Judy for several years now has been working on a series of 12" square mounted work using commercial fabrics, hand stitching and quilting, and always embellished with a piece of found rust that we bring to her from our morning walks.  Her pieces are all abstract, but there is no doubt they are landscapes.

 Sylvia also exclusively uses commercial fabrics and is totally involved with how her color moves from one block to another, the connections between blocks, and the grid that is so evident as a unifying element.  Her work is so completely her own that you can spot it immediately by it's bright colors and high contrast.

 Carol, on the other hand, has taken dyeing and shibori to new heights.  She has become a master at dying each specific piece of fabric in her landscapes to fit specifically.  She has used very traditional dyeing techniques and made them strictly her own and does luminous and beautiful work.  Lately she has added more of her hand stitching though her pieces are always hand quilted.

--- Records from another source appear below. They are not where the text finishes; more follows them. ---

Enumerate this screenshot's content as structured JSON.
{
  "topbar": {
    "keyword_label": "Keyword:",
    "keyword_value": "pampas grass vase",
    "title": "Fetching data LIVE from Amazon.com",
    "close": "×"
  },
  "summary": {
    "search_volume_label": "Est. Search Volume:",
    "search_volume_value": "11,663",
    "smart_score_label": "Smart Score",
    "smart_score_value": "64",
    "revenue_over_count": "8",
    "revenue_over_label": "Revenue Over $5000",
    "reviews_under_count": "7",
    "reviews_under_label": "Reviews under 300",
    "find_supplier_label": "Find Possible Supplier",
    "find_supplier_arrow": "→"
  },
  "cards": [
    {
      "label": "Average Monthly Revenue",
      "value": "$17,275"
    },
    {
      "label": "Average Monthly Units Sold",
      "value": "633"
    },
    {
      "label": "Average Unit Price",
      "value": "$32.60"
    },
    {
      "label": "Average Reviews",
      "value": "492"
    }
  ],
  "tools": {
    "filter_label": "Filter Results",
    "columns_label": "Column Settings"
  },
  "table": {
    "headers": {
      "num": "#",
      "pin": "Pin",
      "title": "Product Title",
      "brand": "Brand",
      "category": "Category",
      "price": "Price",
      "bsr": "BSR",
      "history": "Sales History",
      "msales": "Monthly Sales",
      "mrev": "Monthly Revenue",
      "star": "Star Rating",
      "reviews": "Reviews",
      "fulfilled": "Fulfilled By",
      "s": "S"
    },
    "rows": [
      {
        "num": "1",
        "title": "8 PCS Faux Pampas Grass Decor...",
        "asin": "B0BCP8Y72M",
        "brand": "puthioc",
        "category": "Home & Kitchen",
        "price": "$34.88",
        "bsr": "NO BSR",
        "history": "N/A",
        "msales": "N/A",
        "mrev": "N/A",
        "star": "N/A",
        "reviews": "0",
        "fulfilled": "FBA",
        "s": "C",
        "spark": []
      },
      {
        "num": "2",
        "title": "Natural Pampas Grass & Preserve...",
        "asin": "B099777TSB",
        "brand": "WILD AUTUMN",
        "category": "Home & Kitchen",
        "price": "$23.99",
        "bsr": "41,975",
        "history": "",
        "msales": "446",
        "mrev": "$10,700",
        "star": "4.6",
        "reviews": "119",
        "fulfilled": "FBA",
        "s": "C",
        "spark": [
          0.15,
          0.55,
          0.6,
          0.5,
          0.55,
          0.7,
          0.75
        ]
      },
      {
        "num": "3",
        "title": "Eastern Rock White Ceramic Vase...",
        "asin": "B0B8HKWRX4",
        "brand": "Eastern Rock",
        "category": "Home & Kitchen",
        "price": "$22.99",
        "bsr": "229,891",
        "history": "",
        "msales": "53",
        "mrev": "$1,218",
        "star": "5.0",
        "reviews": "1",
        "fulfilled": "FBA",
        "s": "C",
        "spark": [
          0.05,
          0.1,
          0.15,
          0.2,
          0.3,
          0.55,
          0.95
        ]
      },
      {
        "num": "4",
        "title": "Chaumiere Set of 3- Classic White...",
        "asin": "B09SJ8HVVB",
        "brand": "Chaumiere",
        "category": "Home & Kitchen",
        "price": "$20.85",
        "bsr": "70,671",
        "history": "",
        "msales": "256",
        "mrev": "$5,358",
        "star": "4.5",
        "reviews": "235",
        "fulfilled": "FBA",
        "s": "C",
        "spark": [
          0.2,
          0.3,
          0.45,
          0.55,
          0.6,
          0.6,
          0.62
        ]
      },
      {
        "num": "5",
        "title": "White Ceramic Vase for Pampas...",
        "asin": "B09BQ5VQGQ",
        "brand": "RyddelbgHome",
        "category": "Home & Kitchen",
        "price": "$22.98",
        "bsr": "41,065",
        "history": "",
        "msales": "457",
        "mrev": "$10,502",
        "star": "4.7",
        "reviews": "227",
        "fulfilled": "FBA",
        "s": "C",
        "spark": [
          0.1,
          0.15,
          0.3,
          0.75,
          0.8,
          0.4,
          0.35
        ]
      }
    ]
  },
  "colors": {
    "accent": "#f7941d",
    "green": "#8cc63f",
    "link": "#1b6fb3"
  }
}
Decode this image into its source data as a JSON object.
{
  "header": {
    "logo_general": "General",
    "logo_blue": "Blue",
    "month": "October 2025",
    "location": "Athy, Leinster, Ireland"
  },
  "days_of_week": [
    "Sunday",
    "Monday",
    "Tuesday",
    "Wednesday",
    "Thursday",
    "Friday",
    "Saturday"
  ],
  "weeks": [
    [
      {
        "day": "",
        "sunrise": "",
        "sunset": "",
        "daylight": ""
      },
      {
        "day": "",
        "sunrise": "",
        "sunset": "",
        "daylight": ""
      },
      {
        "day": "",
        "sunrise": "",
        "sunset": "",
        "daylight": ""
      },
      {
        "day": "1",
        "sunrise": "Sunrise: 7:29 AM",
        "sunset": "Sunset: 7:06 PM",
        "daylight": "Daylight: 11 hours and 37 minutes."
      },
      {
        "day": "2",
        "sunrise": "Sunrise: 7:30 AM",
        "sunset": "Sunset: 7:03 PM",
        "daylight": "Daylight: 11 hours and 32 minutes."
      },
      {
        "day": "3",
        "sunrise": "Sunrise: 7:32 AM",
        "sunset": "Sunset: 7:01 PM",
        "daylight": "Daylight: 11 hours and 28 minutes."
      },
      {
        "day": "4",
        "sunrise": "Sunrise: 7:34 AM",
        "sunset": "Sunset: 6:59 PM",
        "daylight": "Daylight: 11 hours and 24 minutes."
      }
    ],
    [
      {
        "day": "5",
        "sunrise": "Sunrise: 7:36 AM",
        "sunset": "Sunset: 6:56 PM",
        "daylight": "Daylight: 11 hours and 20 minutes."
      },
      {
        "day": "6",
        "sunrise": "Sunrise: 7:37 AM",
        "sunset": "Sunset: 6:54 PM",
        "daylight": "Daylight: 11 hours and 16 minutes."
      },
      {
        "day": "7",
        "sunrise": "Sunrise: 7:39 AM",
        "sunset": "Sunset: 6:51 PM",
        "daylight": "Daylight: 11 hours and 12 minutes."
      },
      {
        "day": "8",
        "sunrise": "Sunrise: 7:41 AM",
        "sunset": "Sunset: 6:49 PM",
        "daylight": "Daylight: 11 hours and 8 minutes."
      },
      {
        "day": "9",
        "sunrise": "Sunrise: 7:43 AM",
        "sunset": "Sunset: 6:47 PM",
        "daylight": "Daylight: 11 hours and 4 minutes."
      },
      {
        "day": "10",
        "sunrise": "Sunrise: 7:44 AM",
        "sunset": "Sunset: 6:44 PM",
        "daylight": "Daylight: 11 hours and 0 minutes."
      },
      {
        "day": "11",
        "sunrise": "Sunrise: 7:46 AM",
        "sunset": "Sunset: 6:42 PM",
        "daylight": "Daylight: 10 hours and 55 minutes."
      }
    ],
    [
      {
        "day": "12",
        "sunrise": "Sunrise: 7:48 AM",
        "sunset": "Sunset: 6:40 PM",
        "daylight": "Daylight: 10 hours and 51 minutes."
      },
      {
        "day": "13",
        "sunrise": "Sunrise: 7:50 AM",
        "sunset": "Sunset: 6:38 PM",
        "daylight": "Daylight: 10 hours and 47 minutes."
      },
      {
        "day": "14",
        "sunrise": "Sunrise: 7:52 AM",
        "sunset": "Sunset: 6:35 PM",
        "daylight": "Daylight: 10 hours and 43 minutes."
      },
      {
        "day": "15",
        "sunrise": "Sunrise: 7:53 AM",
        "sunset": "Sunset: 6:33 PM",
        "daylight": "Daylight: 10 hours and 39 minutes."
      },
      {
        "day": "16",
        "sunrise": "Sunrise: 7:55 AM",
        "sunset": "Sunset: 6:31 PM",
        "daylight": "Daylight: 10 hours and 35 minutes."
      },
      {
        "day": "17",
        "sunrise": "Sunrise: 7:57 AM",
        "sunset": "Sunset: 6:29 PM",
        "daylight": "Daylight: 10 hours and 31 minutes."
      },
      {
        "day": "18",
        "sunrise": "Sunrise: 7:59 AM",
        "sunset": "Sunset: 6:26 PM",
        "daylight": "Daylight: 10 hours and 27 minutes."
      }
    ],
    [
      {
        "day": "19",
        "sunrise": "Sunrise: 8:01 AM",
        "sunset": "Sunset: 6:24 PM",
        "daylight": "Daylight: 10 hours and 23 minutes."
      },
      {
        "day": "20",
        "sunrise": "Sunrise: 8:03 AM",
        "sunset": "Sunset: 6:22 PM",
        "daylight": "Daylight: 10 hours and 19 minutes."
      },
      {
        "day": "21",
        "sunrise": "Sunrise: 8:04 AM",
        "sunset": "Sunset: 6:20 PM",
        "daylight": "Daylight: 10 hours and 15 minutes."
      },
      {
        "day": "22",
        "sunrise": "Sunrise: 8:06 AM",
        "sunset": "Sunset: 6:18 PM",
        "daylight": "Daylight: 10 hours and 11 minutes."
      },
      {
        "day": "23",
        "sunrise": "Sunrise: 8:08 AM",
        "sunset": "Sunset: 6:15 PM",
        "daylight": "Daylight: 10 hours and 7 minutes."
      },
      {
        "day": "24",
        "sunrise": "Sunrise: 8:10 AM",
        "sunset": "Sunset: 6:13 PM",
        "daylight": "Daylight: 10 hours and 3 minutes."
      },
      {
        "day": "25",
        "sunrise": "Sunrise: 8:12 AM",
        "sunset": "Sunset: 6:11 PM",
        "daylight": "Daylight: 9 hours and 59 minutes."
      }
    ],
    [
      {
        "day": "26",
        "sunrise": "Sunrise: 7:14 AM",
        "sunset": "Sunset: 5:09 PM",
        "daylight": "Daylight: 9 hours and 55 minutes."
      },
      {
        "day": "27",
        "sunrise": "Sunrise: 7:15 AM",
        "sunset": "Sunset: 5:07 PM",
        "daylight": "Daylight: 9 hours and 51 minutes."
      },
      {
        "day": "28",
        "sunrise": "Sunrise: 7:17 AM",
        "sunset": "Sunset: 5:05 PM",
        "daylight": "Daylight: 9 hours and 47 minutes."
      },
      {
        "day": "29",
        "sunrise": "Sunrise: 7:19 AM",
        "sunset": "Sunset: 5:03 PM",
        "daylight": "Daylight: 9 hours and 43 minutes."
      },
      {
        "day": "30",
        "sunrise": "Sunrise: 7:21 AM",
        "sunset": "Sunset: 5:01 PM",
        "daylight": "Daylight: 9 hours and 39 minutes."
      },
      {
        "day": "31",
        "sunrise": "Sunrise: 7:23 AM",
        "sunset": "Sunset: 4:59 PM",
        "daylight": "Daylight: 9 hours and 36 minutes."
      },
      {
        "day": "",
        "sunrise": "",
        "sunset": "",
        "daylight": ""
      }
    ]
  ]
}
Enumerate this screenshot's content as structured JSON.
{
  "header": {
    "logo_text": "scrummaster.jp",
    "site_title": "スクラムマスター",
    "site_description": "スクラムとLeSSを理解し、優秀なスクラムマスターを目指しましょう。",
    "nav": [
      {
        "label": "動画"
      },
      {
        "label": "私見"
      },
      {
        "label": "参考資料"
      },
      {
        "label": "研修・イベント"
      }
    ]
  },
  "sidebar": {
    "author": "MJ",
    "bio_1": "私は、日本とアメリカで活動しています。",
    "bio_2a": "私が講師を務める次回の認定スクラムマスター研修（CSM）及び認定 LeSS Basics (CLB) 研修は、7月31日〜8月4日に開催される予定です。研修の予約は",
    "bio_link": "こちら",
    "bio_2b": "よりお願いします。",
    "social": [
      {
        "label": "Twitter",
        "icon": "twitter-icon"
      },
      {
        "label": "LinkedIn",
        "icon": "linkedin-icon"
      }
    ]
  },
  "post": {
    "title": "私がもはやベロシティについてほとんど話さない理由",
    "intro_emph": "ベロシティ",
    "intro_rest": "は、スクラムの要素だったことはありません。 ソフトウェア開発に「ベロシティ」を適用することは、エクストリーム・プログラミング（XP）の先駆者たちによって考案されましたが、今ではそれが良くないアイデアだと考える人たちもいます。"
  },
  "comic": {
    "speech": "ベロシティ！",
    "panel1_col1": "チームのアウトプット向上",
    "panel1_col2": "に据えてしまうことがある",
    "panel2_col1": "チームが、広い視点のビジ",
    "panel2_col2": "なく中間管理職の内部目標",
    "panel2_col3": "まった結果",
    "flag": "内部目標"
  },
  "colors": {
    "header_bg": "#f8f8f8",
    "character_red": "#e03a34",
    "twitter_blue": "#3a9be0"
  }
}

Barb also used commercial fabrics but changes them by using reverse sides, painting in certain areas, subtle modifications that give her exactly the color and value she needs.  Sometimes there is paint added when the piece is all together, but we can never find it-  she is a master of the light hand when it comes to paint.  Lately she has spent less time quilting and has devoted herself to poetry which she approaches in the same manner as her art-  adding similar subtle modifications with words and meanings.  She is known for her ethereal and spiritual landscapes featuring trees and their relationships to sky, or birds which we all know are symbolic of Barb herself. Her work is usually hand applique and hand quilting.

Nancy has gone off on a completely different tact working with the traditional Korean pogaji form but doing contemporary ideas with it,  Her work is largely environmental in focus but she also explores time and place, on going themes.  Her 'quilts' now are transparent silk organza sandwiches enclosing paper and fabric and found objects, all with meaning and intent beyond their ethereal firs impressions.

Linda is the remaining member, and she has given up quilting completely and now does exquisite embroideries using both machine and hand work.  She also deals with landscape, but the miniaturized version  as few of her works exceed postcard sizes.  She photographs extensively and bases her work on what she sees on her travels.  Each piece takes months, and when you go to her site you will see the attention to detail. Recently she had a show at the Fuller Craft Museum where they made some tote bags out of her images, using their huge display banners.  When I saw them I went crazy because each of her tiny stitches is blown up to several inches long-  I HAD to have one!  So I am toting around a Linda Behar piece wrought larger than any life!

So, I challenge you to go check out all my friend's websites and see what you can find there in common with each other!  (You'll find mine HERE if you aren't familiar with my own artistic schizophrenia.)

Note:  I got the binding machine stitched on the baby quilt yesterday, got TY back to the airport, did a babysitting stint with Elias while his daddy slept off the flu, food shopped for my remaining week here, and made it to crit group last night!  I'll get the binding stitched down on the quilt, and hopefully on the wall to block it before I leave for the Clam City this afternoon. Speaking of that, TY and I ate at our favorite fried clam place yesterday and I didn't get any!  I had a hunk of salmon of top of salad and later the glucose levels were perfect, so I was somewhat happier over the NO-FRIED-CLAM dictum.   This sucks.  Today I am trying a new pasta that supposedly traps most of the carbs and sends them through your system without giving them time to stop and look around.  This is my Great Pasta Hope, in spite of the serving size being 2 oz., so I will report back later after I try some.  Lettuce Prey.

1 comment :

Kay Koeper Sorensen said...

I absolutely loved this post Sandy.
So great getting up close and personal with the members of your crit group.
I believe the only one I have met is Linda Behar at a Fiber "something" meeting in Racine, WI.